Leeds CastleLeeds Castle

Inside the castle, we got to walk through a large number of rooms, mostly decorated for the castle’s most recent owner, Lady Baillie. There were also some really nice and clear exhibits on royal coats of arms, and the castle had an interesting history — it was used as a hospital during WWII, and Lady Baillie’s daughters served as nurses. And there were lots of bird drawings and sculptures decorating the rooms.

Once we finished the castle tour, we headed to the dog collar museum (sort of interesting, though small), another garden, the aviary and the labyrinth, which were situated along a river.

Leeds Castle Walk

The labyrinth, though it looked small, still took a while to figure out, and we spent a good amount of time wandering its green corridors trying to find our way to the center. Once in the center, we got to climb up to see the top view of the hedge maze, then descended into the cool, watery grotto to make our way out underground.

Leeds Castle LabyrinthLeeds Castle Grotto

Though we could have stayed longer, had a picnic and caught one of the falconry shows or duck feedings, half a day was enough to have a good time at Leeds Castle. We wanted to check out the Go Ape adventure experience, but they seem booked up for a long while, so it wasn’t an option. And our only slight hassle was getting a cab. But once we got the number, they came quite quickly and were pretty inexpensive — £6.80 each way, I believe.

Also, admission was £15 a person, which lets you return anytime for an entire year after purchase.

Check out more photos on Evan’s site.

Weekly Reading: Articles, Blogs, Gossip

Well, it’s been a busy week of writing. Actually I guess things really started getting busy last week with the work I started doing at the new UK teen site Sugarscape. If you’re interested in what I’ve been doing over there, you can see all my posts on my profile there. This week alone, I covered celeb drunk driving, YouTube cover artists, a new band, new movies, Emma Watson and Joss Stone’s fashion, and a whole bunch more.

Expand Your Ad EmpireI also wrote an Entrepreneur.com article about new advertising technologies, called Expand Your Ad Empire. I got to talk to some innovative entrepreneurs — one who I even found through a comment on my blog — and learned a lot about new ways and places people are advertising.

And as usual, I posted for Londonist. I started feeling like their animal correspondent after realizing I’d written about dogs, birds, deer, camels (well, a fake one), and then doing two animal stories this week. The non-animals posts should be interesting, too.
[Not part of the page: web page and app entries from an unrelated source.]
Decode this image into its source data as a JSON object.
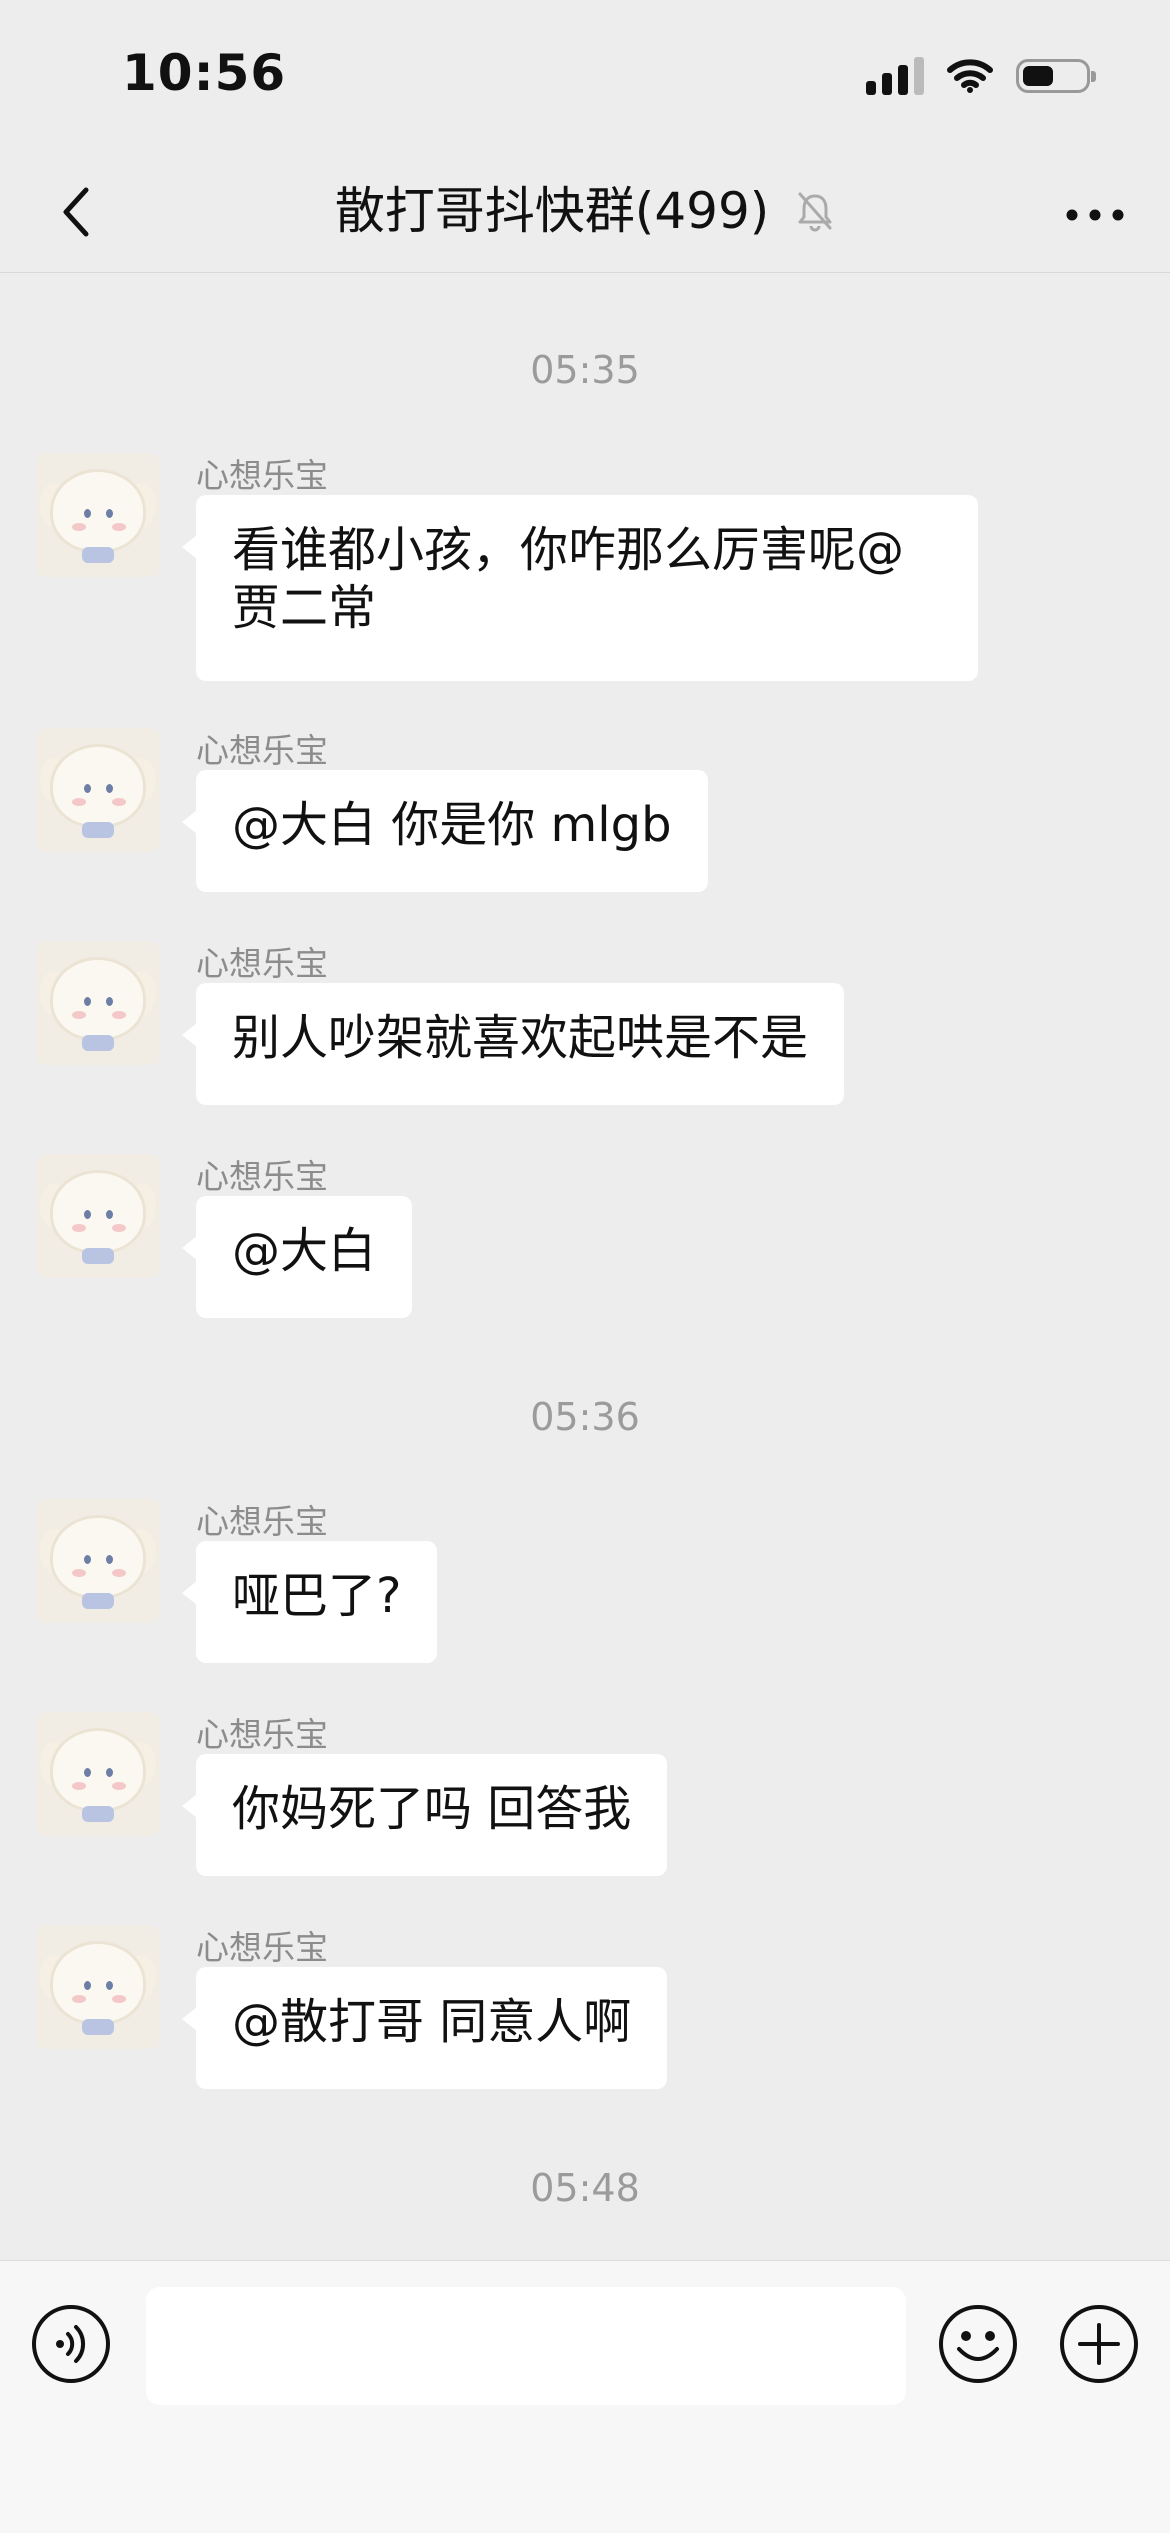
{
  "status_bar": {
    "time": "10:56",
    "icons": [
      "signal-icon",
      "wifi-icon",
      "battery-icon"
    ]
  },
  "header": {
    "title": "散打哥抖快群(499)",
    "back_icon": "chevron-left-icon",
    "mute_icon": "bell-off-icon",
    "more_icon": "more-icon"
  },
  "chat": {
    "timestamps": [
      "05:35",
      "05:36",
      "05:48"
    ],
    "messages": [
      {
        "sender": "心想乐宝",
        "text": "看谁都小孩，你咋那么厉害呢@贾二常"
      },
      {
        "sender": "心想乐宝",
        "text": "@大白 你是你 mlgb"
      },
      {
        "sender": "心想乐宝",
        "text": "别人吵架就喜欢起哄是不是"
      },
      {
        "sender": "心想乐宝",
        "text": "@大白"
      },
      {
        "sender": "心想乐宝",
        "text": "哑巴了?"
      },
      {
        "sender": "心想乐宝",
        "text": "你妈死了吗 回答我"
      },
      {
        "sender": "心想乐宝",
        "text": "@散打哥 同意人啊"
      }
    ]
  },
  "input_bar": {
    "value": "",
    "icons": [
      "voice-icon",
      "emoji-icon",
      "plus-icon"
    ]
  },
  "colors": {
    "background": "#ededed",
    "bubble": "#ffffff",
    "secondary_text": "#9b9b9b"
  }
}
I also need to work on my bio for the Londonist staff page. While the words tend to flow pretty freely when I’m writing about traveling, business, news and everything else I’ve been spouting off about, I seem to be at a block when it comes to myself. I’ve written quite a few drafts, but can’t seem to settle on one. I either worry that I’m not as funny as the other contributors, sound to American/Canadian/not British, or am a just a totally fake Londoner since I’m only here for six months. Anyway, if anyone wants to ghostwrite my bio for me, feel free to send in a version.

Help Plan Our Summer Trip
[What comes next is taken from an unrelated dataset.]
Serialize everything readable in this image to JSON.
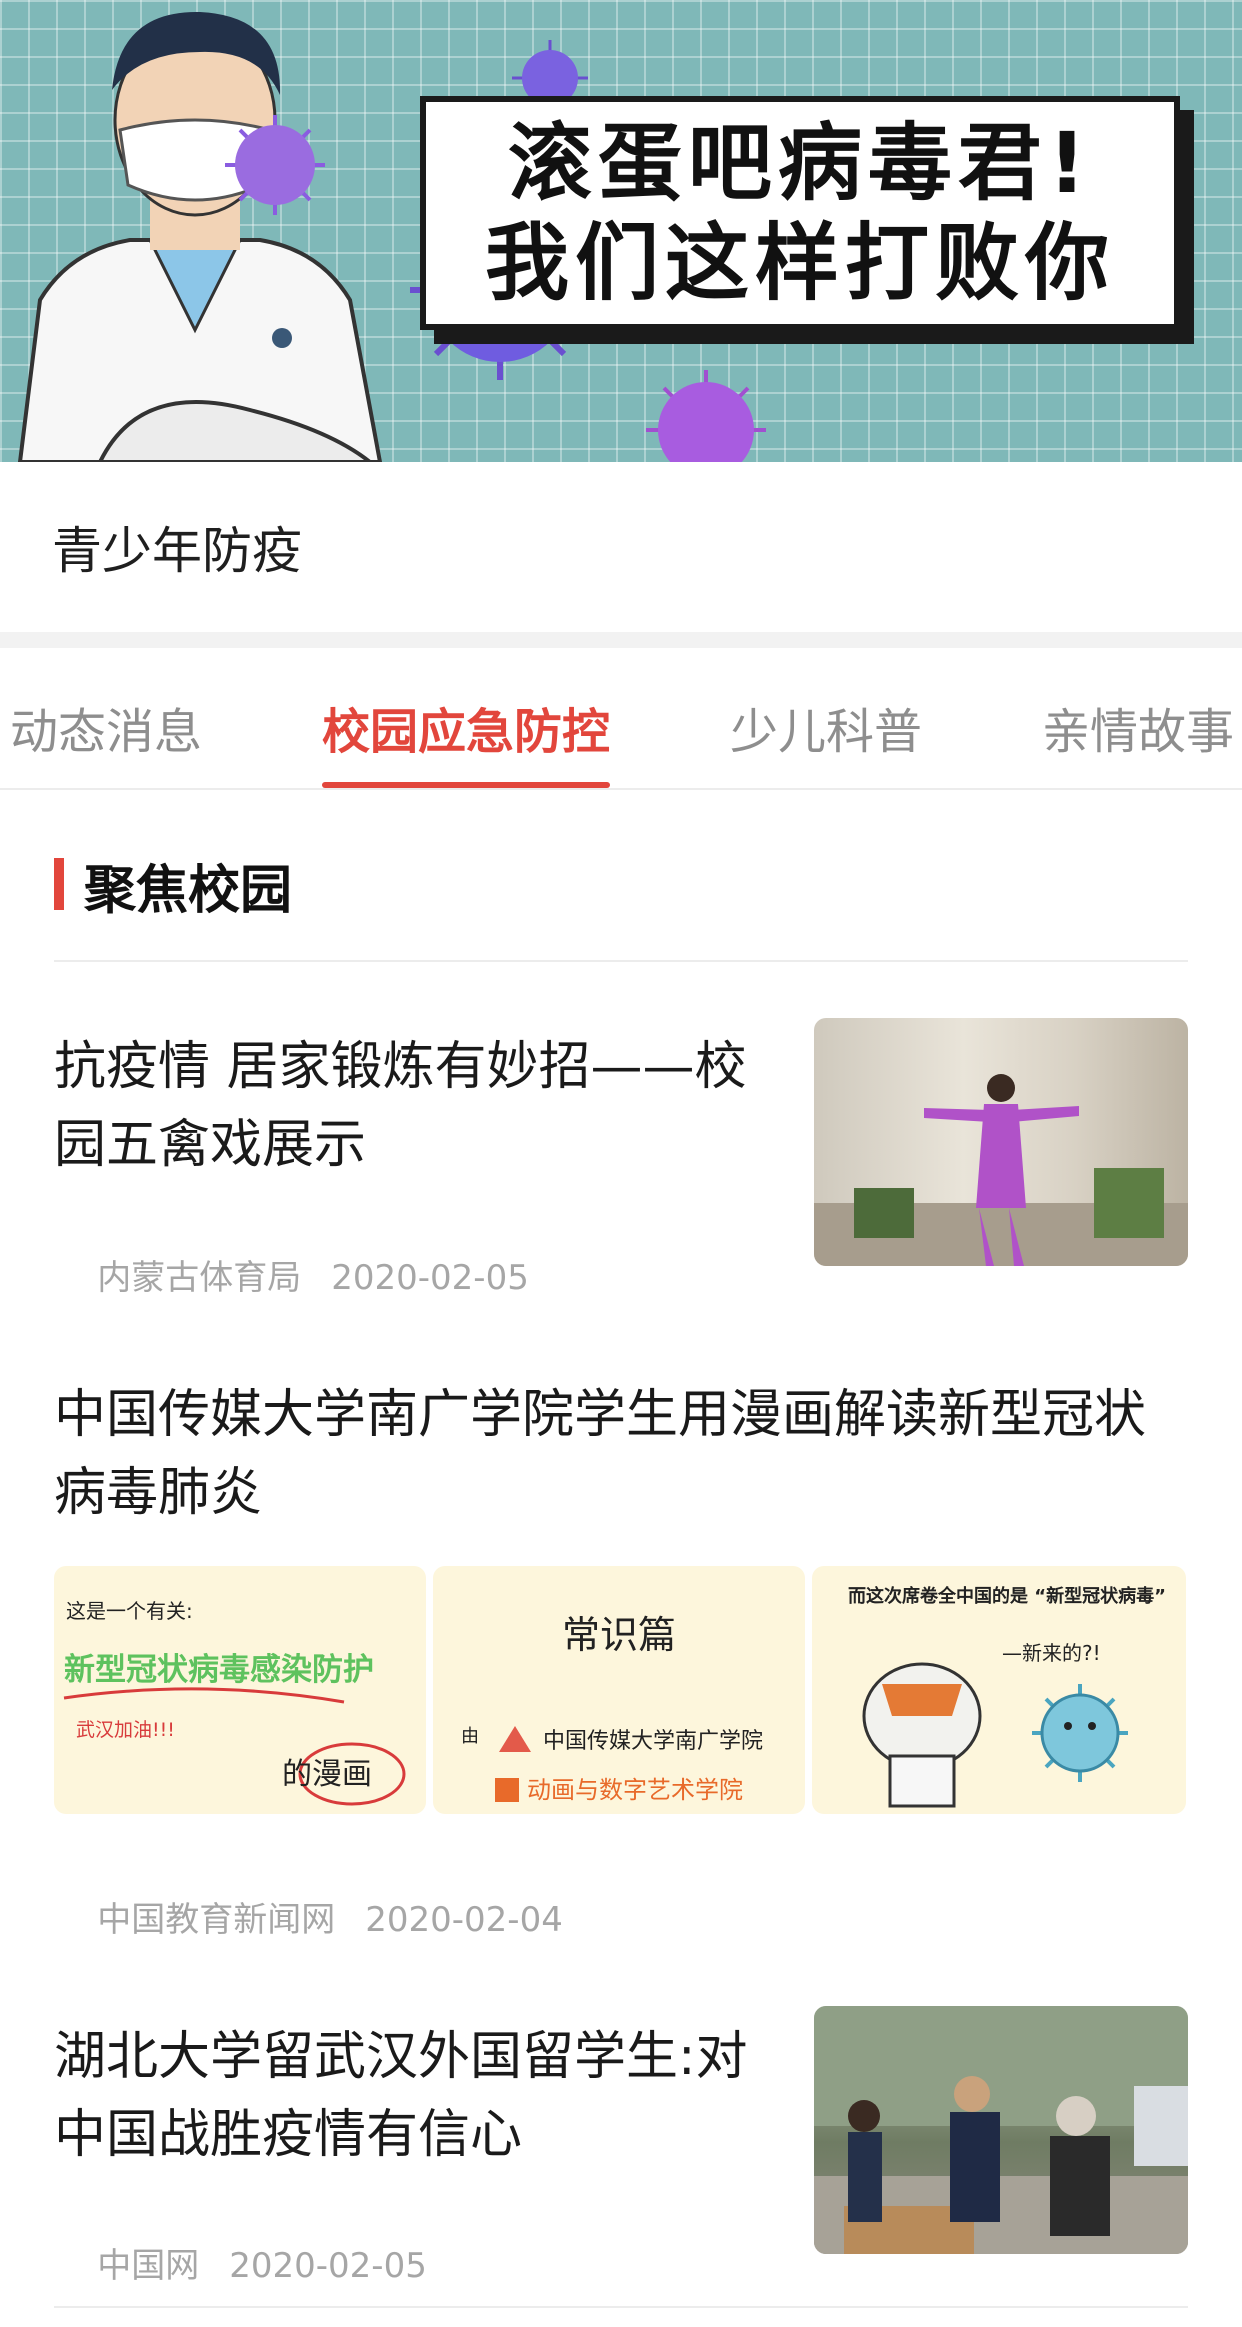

After Evan and I are finished our stint in London at the end of June, we plan on traveling for a month or two, making our way back to LA heading east. Our tentative itinerary:

  • 1 week in Egypt 
  • 1 week in Jordan
  • 2 weeks in India
  • 2 weeks in Thailand and Cambodia
  • 1 week in Japan
  • 1 week in Maui (to join up with the Kizner family summer vacation)
  • Back to LA

We haven’t booked our ticket yet, but we met with a travel agent on Saturday about it and are going back in a couple of weeks to really sort things out. It looks like we’ll be getting some sort of around-the-world ticket, which is flexible on dates, though less flexible on destinations once we pick them.

So now we need help — we want to know what to see, where to stay, what and where to eat, which guide to get, and all your other travel tips for these destinations. Please post them in the comments or email them directly to me. And if you have friends and family who have been to these places, please ask them to share, too.

Thanks!